“Have been lucky enough to have traveled to other locales around the world fly-fishing for permit (0), tarpon (0), bonefish (yeay!),” Genevieve added. “Guided and hosted fly-fishing in Mongolia for taimen four or five autumns in a row. Have been fly fishing (self-taught) for trout for almost 20 years but still am just learning to nymph. Dying to travel the US and learn to fish locally-preferred methods for local fish species and write a book.”
Genevieve is also a writer, which started with first her published magazine story in Gray’s Sporting Journal on her first Mongolian taimen trip. Since then she has been published in a variety of magazines and newspapers and is a columnist (15 years) on nature, food, wildlife and the interconnectedness of it all. In addition, she’s the food beat reporter for the Sopris Sun, with a focus on farming, ranching, foraging, hunting, fishing and community.
“A surprising 90% of all new hunters are actually women and girls. ‘Adult onset hunters’ are another demographic on the rise,” Genevieve wrote in a Nov. 3 Sopris Sun story (“Voices in Hunting”). “State wildlife agencies are reaching out to foodies, urbanites, hipsters and BIPOC (Black, Indigenous and people of color) communities …" And there’s more! She’s an Artemis ambassador with the National Wildlife Federation, tasked with growing the female conservation/hunting/angling community.

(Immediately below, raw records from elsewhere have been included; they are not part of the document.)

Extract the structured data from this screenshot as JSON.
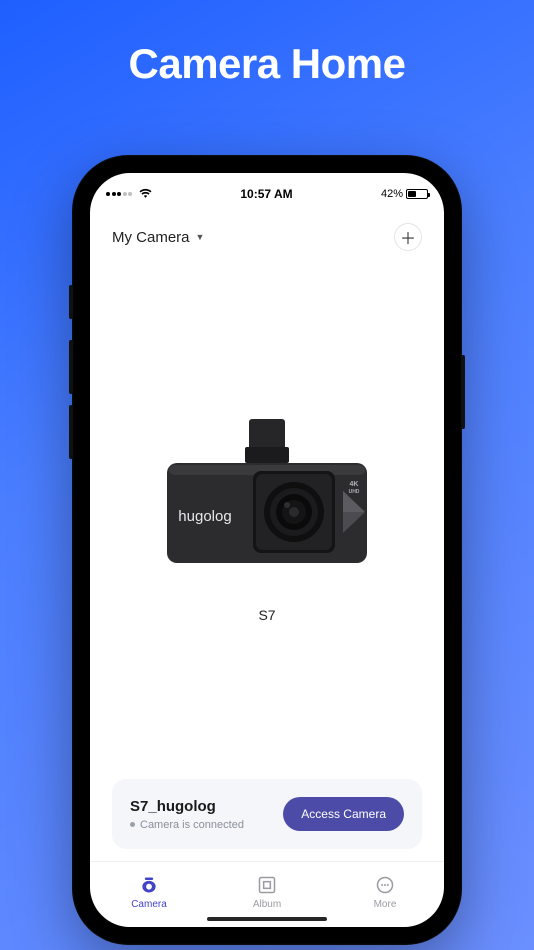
{
  "hero": {
    "title": "Camera Home"
  },
  "status_bar": {
    "time": "10:57 AM",
    "battery_pct": "42%"
  },
  "header": {
    "title": "My Camera"
  },
  "camera": {
    "brand": "hugolog",
    "badge": "4K UHD",
    "model": "S7"
  },
  "card": {
    "device_name": "S7_hugolog",
    "status_text": "Camera is connected",
    "button_label": "Access Camera"
  },
  "nav": {
    "items": [
      {
        "label": "Camera"
      },
      {
        "label": "Album"
      },
      {
        "label": "More"
      }
    ]
  },
  "colors": {
    "accent": "#4444c8",
    "button": "#4c4ca8"
  }
}
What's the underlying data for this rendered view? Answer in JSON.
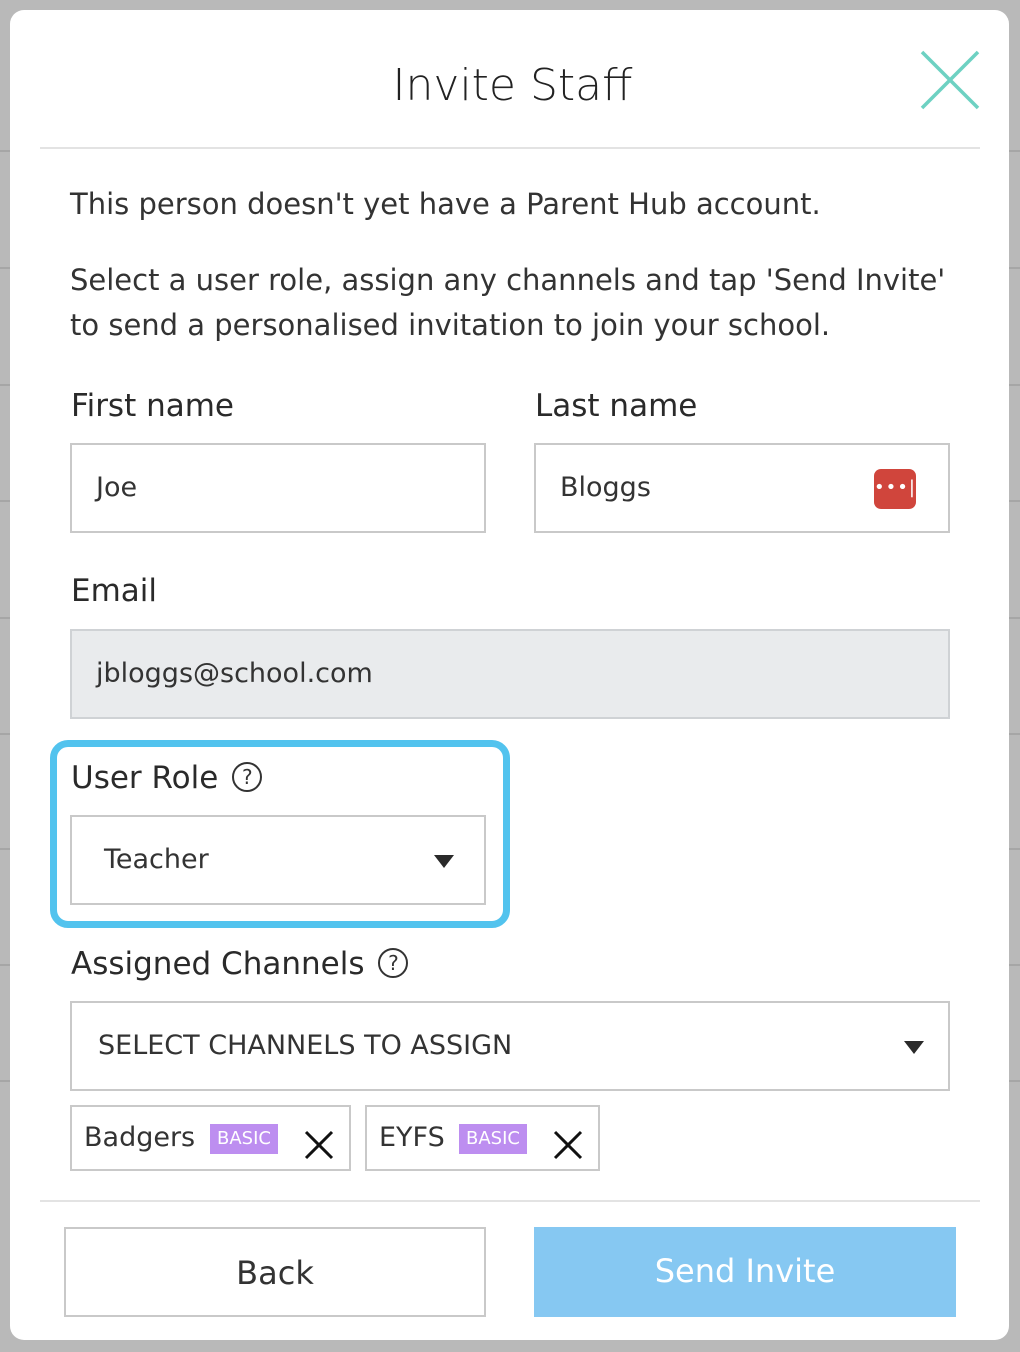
{
  "modal": {
    "title": "Invite Staff",
    "intro": "This person doesn't yet have a Parent Hub account.",
    "instructions": "Select a user role, assign any channels and tap 'Send Invite' to send a personalised invitation to join your school."
  },
  "form": {
    "first_name": {
      "label": "First name",
      "value": "Joe"
    },
    "last_name": {
      "label": "Last name",
      "value": "Bloggs"
    },
    "email": {
      "label": "Email",
      "value": "jbloggs@school.com"
    },
    "user_role": {
      "label": "User Role",
      "selected": "Teacher"
    },
    "assigned_channels": {
      "label": "Assigned Channels",
      "placeholder": "SELECT CHANNELS TO ASSIGN",
      "chips": [
        {
          "name": "Badgers",
          "badge": "BASIC"
        },
        {
          "name": "EYFS",
          "badge": "BASIC"
        }
      ]
    }
  },
  "buttons": {
    "back": "Back",
    "send": "Send Invite"
  },
  "icons": {
    "close": "close-icon",
    "password_manager": "password-manager-icon",
    "help": "help-icon",
    "dropdown": "chevron-down-icon",
    "remove": "remove-icon"
  },
  "colors": {
    "highlight": "#52c3ee",
    "close_icon": "#6dd1c2",
    "send_button": "#86c8f2",
    "badge": "#bd8ef0",
    "password_icon": "#d0453c"
  }
}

In addition, Genevieve completed a farm apprenticeship in 1998 and has been a backyard farmer pretty much ever since. “I just started farming seed garlic on a regenerative farm and ranch collective,” she explained. “My 11 yo daughter, Juniper, and I run the WildChild Chikken Co-op of 35 birds for neighbors and friends; it’s her first ‘official’ job, taking care of the girls, doing outreach for co-op members, delivering eggs, cleaning the coop, feeding.”
“She is a natural. And a lucky kid! We want to breed birds eventually; I would like to raise game birds too, and when I turn 55, hope to be able to learn falconry for the farm and for adventure; to bond with a ‘wild’ bird.” Genevieve lives in Carbondale on the Crystal River at the base of Mount Sopris, “smack dab in the Roaring Fork Valley watershed of the Rocky Mountains, just before it pours into the Colorado River.” She first heard about Backcountry Hunters & Anglers via word of mouth, the best advertising.

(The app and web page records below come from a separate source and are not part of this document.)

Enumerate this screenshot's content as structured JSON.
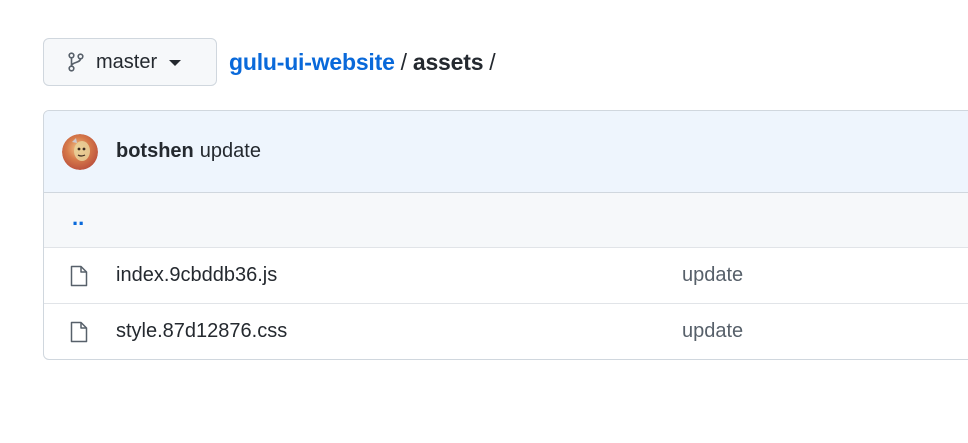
{
  "branch": {
    "name": "master",
    "icon": "git-branch-icon"
  },
  "breadcrumb": {
    "repo": "gulu-ui-website",
    "separator": "/",
    "current": "assets",
    "trailing": "/"
  },
  "latest_commit": {
    "author": "botshen",
    "message": "update",
    "avatar_icon": "avatar"
  },
  "parent_dir_label": "..",
  "files": [
    {
      "name": "index.9cbddb36.js",
      "commit_message": "update",
      "icon": "file-icon"
    },
    {
      "name": "style.87d12876.css",
      "commit_message": "update",
      "icon": "file-icon"
    }
  ],
  "colors": {
    "link": "#0969da",
    "commit_bar": "#eef5fd",
    "border": "#d0d7de"
  }
}
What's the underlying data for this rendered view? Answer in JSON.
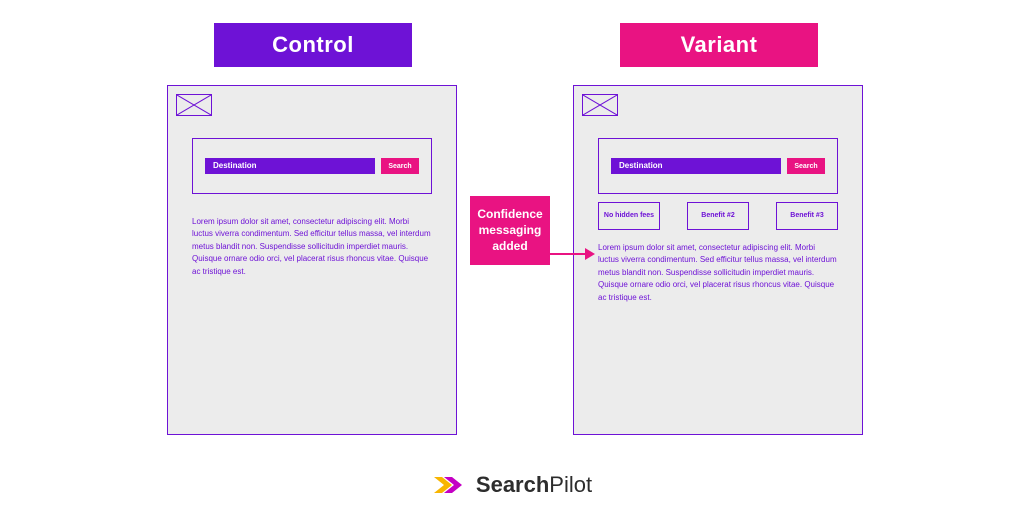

Phil grew up in a family of sportsmen and sportswomen, learning to hunt and fish from his parents, grandparents, aunts, and uncles. “One of my earliest angling memories is paddling a wooden-canvas canoe with my grandfather in Maine, casting flies to trout and poppers to bass,” he said. Growing up, summer vacations were spent on family river trips, which Phil credits as instilling both outdoor and conservation ethics in him and his siblings.

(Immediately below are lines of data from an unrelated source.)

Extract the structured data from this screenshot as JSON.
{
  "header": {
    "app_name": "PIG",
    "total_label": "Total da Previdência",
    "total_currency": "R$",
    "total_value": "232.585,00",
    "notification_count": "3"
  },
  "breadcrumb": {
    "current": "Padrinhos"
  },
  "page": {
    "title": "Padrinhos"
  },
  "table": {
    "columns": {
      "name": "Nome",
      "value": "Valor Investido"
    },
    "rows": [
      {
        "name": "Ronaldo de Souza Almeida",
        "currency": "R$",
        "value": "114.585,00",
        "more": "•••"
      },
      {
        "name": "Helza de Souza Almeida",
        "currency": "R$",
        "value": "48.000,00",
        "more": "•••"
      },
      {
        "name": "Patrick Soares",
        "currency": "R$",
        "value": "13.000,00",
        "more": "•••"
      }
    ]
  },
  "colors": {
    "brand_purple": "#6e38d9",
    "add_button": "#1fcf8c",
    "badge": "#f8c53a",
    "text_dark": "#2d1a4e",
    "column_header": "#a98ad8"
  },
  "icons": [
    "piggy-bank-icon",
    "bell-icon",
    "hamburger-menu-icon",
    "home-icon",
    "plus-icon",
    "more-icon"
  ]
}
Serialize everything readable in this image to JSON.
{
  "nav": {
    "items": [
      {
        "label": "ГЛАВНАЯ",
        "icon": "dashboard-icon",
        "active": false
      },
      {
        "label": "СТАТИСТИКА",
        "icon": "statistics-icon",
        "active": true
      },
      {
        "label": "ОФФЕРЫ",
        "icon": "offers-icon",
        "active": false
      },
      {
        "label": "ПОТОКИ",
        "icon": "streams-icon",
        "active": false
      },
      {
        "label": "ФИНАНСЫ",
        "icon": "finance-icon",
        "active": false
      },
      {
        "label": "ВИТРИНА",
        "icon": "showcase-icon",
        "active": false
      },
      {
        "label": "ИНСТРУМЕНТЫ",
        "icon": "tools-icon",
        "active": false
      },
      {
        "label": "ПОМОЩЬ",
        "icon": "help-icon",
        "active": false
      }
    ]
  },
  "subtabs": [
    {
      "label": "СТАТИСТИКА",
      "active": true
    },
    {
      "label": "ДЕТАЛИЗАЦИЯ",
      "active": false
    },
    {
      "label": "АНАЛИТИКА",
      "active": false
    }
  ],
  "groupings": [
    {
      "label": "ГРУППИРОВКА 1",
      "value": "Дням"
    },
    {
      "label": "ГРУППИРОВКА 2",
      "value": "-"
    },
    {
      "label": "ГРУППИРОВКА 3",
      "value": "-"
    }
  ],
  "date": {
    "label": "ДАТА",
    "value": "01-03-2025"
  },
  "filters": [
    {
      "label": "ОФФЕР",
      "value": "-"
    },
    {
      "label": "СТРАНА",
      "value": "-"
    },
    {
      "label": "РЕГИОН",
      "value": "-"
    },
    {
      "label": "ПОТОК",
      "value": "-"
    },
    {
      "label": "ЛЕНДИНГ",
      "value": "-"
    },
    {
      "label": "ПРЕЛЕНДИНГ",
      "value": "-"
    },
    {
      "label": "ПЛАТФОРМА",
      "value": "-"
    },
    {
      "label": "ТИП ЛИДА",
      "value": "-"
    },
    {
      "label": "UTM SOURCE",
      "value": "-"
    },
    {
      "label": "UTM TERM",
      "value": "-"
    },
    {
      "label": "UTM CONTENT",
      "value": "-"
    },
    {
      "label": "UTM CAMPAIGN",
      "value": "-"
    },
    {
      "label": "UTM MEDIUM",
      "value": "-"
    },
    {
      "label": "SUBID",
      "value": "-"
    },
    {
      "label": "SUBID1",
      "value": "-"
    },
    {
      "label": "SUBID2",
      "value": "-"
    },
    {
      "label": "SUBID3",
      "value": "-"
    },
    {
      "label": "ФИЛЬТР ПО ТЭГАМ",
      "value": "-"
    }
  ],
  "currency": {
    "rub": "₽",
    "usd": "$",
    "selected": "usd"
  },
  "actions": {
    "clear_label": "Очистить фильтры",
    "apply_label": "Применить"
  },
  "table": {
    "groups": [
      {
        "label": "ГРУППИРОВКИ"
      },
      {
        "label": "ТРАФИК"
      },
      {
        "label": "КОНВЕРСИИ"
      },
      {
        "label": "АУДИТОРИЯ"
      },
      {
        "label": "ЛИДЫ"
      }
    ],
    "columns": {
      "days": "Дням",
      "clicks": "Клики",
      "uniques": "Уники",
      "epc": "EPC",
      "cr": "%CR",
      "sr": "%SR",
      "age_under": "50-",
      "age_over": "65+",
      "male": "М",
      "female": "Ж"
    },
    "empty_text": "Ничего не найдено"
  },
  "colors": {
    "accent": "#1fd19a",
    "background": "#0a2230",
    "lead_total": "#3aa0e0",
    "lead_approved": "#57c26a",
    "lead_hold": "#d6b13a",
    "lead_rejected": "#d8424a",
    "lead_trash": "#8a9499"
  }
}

“Hunting has also been an integral part of my life, including big game, waterfowl, and upland pursuits,” he added. Phil hunts elk and deer in Colorado with a bow and rifle, and enjoys practicing with his traditional bow at the local archery range a quarter mile from his home. He lives in Carbondale and runs an energy business, helping municipalities and electric utilities with their power supplies, with a focus on renewable energy.
For part of the summer Phil works in western Alaska as a fly-fishing guide, taking clients on week-long fishing float trips down remote rivers in search of trout, salmon, and char. “Stewardship of our public lands and waters is very important to me,” he added, “and I’m excited to help BHA forward its mission and achieve its goals!”